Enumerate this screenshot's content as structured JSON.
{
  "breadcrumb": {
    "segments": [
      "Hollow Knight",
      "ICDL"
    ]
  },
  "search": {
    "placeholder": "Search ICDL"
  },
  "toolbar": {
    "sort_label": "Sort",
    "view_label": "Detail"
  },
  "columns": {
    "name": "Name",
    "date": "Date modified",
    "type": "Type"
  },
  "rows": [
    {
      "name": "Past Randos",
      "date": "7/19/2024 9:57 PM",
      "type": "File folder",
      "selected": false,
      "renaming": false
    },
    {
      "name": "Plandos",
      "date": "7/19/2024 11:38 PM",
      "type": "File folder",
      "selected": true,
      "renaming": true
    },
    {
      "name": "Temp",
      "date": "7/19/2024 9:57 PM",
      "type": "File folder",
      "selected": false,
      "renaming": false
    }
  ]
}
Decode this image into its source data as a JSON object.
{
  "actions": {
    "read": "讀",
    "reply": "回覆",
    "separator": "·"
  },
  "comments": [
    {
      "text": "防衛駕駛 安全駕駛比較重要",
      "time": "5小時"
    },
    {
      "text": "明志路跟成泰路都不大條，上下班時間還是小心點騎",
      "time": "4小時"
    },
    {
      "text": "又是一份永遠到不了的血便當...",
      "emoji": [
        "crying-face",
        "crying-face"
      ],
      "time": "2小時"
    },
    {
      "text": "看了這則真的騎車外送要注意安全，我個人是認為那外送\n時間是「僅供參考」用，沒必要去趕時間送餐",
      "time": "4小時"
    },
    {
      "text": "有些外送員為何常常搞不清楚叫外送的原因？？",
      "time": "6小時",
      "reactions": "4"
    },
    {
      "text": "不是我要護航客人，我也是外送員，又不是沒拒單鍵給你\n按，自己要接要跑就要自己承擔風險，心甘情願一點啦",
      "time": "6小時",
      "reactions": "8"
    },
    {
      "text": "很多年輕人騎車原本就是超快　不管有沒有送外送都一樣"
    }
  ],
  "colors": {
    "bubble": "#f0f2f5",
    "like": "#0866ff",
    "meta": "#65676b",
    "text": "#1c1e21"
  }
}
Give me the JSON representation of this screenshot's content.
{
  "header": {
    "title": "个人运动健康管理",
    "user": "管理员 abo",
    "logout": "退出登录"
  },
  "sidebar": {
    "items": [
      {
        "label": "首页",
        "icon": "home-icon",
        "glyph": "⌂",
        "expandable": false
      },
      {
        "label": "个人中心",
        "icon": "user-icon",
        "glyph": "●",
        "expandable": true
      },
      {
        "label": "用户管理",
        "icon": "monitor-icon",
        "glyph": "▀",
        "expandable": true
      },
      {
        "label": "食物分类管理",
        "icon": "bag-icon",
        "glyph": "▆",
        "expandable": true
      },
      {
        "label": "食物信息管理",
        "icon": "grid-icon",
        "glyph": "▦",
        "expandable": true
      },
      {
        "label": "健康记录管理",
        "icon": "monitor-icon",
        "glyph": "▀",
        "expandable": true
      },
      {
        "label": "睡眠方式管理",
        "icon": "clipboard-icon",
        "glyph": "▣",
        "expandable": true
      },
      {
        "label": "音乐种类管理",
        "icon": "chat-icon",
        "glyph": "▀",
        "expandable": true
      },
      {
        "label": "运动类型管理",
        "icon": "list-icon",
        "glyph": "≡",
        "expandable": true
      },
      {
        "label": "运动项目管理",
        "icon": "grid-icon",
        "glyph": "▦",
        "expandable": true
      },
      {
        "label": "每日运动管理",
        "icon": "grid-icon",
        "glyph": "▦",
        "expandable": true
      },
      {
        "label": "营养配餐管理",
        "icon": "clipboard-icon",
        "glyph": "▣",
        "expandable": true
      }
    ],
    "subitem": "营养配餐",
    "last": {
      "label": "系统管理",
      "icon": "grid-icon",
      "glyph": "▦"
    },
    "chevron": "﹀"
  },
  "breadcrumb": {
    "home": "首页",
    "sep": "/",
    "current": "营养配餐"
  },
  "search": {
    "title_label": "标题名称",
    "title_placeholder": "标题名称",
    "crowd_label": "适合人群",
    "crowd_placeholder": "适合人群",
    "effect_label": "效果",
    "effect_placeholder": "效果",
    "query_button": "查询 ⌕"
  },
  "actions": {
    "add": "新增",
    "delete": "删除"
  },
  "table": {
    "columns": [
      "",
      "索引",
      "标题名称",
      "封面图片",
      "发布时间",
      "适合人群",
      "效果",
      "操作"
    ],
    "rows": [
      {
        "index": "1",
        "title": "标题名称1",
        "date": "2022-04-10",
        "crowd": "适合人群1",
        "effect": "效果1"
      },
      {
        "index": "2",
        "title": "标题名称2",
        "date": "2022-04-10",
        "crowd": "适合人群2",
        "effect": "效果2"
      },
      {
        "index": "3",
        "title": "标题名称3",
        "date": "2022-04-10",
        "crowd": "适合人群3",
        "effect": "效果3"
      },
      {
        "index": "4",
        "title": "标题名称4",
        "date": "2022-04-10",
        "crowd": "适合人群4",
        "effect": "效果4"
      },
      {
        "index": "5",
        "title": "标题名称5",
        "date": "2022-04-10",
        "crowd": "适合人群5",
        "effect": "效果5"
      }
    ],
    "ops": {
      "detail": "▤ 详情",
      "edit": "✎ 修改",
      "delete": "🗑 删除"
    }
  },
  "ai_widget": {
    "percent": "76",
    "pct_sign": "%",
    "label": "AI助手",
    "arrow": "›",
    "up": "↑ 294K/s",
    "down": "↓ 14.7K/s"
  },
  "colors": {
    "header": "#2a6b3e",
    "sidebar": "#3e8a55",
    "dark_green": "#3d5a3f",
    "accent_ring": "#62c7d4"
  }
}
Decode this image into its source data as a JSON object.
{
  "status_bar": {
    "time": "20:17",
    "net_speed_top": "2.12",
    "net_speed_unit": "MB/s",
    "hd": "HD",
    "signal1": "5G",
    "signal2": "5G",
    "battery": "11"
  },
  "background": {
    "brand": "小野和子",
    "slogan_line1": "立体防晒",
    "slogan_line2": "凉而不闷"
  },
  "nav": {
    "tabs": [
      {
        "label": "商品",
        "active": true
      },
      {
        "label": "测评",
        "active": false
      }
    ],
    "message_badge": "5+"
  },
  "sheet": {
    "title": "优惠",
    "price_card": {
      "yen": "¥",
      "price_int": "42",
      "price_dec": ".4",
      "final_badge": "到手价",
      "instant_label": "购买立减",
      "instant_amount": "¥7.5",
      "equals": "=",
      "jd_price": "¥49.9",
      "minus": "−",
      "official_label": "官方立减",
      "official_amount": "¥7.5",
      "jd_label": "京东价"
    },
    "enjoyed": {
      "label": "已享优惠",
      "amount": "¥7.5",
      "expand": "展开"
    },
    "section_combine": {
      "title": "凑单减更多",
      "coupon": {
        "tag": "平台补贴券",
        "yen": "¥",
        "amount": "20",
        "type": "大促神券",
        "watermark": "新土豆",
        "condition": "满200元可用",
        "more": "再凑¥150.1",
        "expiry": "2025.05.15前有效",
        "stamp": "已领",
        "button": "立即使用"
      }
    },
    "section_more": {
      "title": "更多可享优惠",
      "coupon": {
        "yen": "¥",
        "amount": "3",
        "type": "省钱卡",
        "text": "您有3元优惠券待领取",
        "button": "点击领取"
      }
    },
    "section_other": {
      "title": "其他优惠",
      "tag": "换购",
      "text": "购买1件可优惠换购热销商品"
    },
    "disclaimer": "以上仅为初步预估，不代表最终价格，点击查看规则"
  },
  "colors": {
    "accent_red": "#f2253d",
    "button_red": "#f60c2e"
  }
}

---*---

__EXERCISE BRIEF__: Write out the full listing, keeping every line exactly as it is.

__TASK RESULT__:
Enumerate this screenshot's content as structured JSON.
{
  "breadcrumb": {
    "segments": [
      "Hollow Knight",
      "ICDL"
    ]
  },
  "search": {
    "placeholder": "Search ICDL"
  },
  "toolbar": {
    "sort_label": "Sort",
    "view_label": "Detail"
  },
  "columns": {
    "name": "Name",
    "date": "Date modified",
    "type": "Type"
  },
  "rows": [
    {
      "name": "Past Randos",
      "date": "7/19/2024 9:57 PM",
      "type": "File folder",
      "selected": false,
      "renaming": false
    },
    {
      "name": "Plandos",
      "date": "7/19/2024 11:38 PM",
      "type": "File folder",
      "selected": true,
      "renaming": true
    },
    {
      "name": "Temp",
      "date": "7/19/2024 9:57 PM",
      "type": "File folder",
      "selected": false,
      "renaming": false
    }
  ]
}
Decode this image into its source data as a JSON object.
{
  "actions": {
    "read": "讀",
    "reply": "回覆",
    "separator": "·"
  },
  "comments": [
    {
      "text": "防衛駕駛 安全駕駛比較重要",
      "time": "5小時"
    },
    {
      "text": "明志路跟成泰路都不大條，上下班時間還是小心點騎",
      "time": "4小時"
    },
    {
      "text": "又是一份永遠到不了的血便當...",
      "emoji": [
        "crying-face",
        "crying-face"
      ],
      "time": "2小時"
    },
    {
      "text": "看了這則真的騎車外送要注意安全，我個人是認為那外送\n時間是「僅供參考」用，沒必要去趕時間送餐",
      "time": "4小時"
    },
    {
      "text": "有些外送員為何常常搞不清楚叫外送的原因？？",
      "time": "6小時",
      "reactions": "4"
    },
    {
      "text": "不是我要護航客人，我也是外送員，又不是沒拒單鍵給你\n按，自己要接要跑就要自己承擔風險，心甘情願一點啦",
      "time": "6小時",
      "reactions": "8"
    },
    {
      "text": "很多年輕人騎車原本就是超快　不管有沒有送外送都一樣"
    }
  ],
  "colors": {
    "bubble": "#f0f2f5",
    "like": "#0866ff",
    "meta": "#65676b",
    "text": "#1c1e21"
  }
}
Give me the JSON representation of this screenshot's content.
{
  "header": {
    "title": "个人运动健康管理",
    "user": "管理员 abo",
    "logout": "退出登录"
  },
  "sidebar": {
    "items": [
      {
        "label": "首页",
        "icon": "home-icon",
        "glyph": "⌂",
        "expandable": false
      },
      {
        "label": "个人中心",
        "icon": "user-icon",
        "glyph": "●",
        "expandable": true
      },
      {
        "label": "用户管理",
        "icon": "monitor-icon",
        "glyph": "▀",
        "expandable": true
      },
      {
        "label": "食物分类管理",
        "icon": "bag-icon",
        "glyph": "▆",
        "expandable": true
      },
      {
        "label": "食物信息管理",
        "icon": "grid-icon",
        "glyph": "▦",
        "expandable": true
      },
      {
        "label": "健康记录管理",
        "icon": "monitor-icon",
        "glyph": "▀",
        "expandable": true
      },
      {
        "label": "睡眠方式管理",
        "icon": "clipboard-icon",
        "glyph": "▣",
        "expandable": true
      },
      {
        "label": "音乐种类管理",
        "icon": "chat-icon",
        "glyph": "▀",
        "expandable": true
      },
      {
        "label": "运动类型管理",
        "icon": "list-icon",
        "glyph": "≡",
        "expandable": true
      },
      {
        "label": "运动项目管理",
        "icon": "grid-icon",
        "glyph": "▦",
        "expandable": true
      },
      {
        "label": "每日运动管理",
        "icon": "grid-icon",
        "glyph": "▦",
        "expandable": true
      },
      {
        "label": "营养配餐管理",
        "icon": "clipboard-icon",
        "glyph": "▣",
        "expandable": true
      }
    ],
    "subitem": "营养配餐",
    "last": {
      "label": "系统管理",
      "icon": "grid-icon",
      "glyph": "▦"
    },
    "chevron": "﹀"
  },
  "breadcrumb": {
    "home": "首页",
    "sep": "/",
    "current": "营养配餐"
  },
  "search": {
    "title_label": "标题名称",
    "title_placeholder": "标题名称",
    "crowd_label": "适合人群",
    "crowd_placeholder": "适合人群",
    "effect_label": "效果",
    "effect_placeholder": "效果",
    "query_button": "查询 ⌕"
  },
  "actions": {
    "add": "新增",
    "delete": "删除"
  },
  "table": {
    "columns": [
      "",
      "索引",
      "标题名称",
      "封面图片",
      "发布时间",
      "适合人群",
      "效果",
      "操作"
    ],
    "rows": [
      {
        "index": "1",
        "title": "标题名称1",
        "date": "2022-04-10",
        "crowd": "适合人群1",
        "effect": "效果1"
      },
      {
        "index": "2",
        "title": "标题名称2",
        "date": "2022-04-10",
        "crowd": "适合人群2",
        "effect": "效果2"
      },
      {
        "index": "3",
        "title": "标题名称3",
        "date": "2022-04-10",
        "crowd": "适合人群3",
        "effect": "效果3"
      },
      {
        "index": "4",
        "title": "标题名称4",
        "date": "2022-04-10",
        "crowd": "适合人群4",
        "effect": "效果4"
      },
      {
        "index": "5",
        "title": "标题名称5",
        "date": "2022-04-10",
        "crowd": "适合人群5",
        "effect": "效果5"
      }
    ],
    "ops": {
      "detail": "▤ 详情",
      "edit": "✎ 修改",
      "delete": "🗑 删除"
    }
  },
  "ai_widget": {
    "percent": "76",
    "pct_sign": "%",
    "label": "AI助手",
    "arrow": "›",
    "up": "↑ 294K/s",
    "down": "↓ 14.7K/s"
  },
  "colors": {
    "header": "#2a6b3e",
    "sidebar": "#3e8a55",
    "dark_green": "#3d5a3f",
    "accent_ring": "#62c7d4"
  }
}
Decode this image into its source data as a JSON object.
{
  "status_bar": {
    "time": "20:17",
    "net_speed_top": "2.12",
    "net_speed_unit": "MB/s",
    "hd": "HD",
    "signal1": "5G",
    "signal2": "5G",
    "battery": "11"
  },
  "background": {
    "brand": "小野和子",
    "slogan_line1": "立体防晒",
    "slogan_line2": "凉而不闷"
  },
  "nav": {
    "tabs": [
      {
        "label": "商品",
        "active": true
      },
      {
        "label": "测评",
        "active": false
      }
    ],
    "message_badge": "5+"
  },
  "sheet": {
    "title": "优惠",
    "price_card": {
      "yen": "¥",
      "price_int": "42",
      "price_dec": ".4",
      "final_badge": "到手价",
      "instant_label": "购买立减",
      "instant_amount": "¥7.5",
      "equals": "=",
      "jd_price": "¥49.9",
      "minus": "−",
      "official_label": "官方立减",
      "official_amount": "¥7.5",
      "jd_label": "京东价"
    },
    "enjoyed": {
      "label": "已享优惠",
      "amount": "¥7.5",
      "expand": "展开"
    },
    "section_combine": {
      "title": "凑单减更多",
      "coupon": {
        "tag": "平台补贴券",
        "yen": "¥",
        "amount": "20",
        "type": "大促神券",
        "watermark": "新土豆",
        "condition": "满200元可用",
        "more": "再凑¥150.1",
        "expiry": "2025.05.15前有效",
        "stamp": "已领",
        "button": "立即使用"
      }
    },
    "section_more": {
      "title": "更多可享优惠",
      "coupon": {
        "yen": "¥",
        "amount": "3",
        "type": "省钱卡",
        "text": "您有3元优惠券待领取",
        "button": "点击领取"
      }
    },
    "section_other": {
      "title": "其他优惠",
      "tag": "换购",
      "text": "购买1件可优惠换购热销商品"
    },
    "disclaimer": "以上仅为初步预估，不代表最终价格，点击查看规则"
  },
  "colors": {
    "accent_red": "#f2253d",
    "button_red": "#f60c2e"
  }
}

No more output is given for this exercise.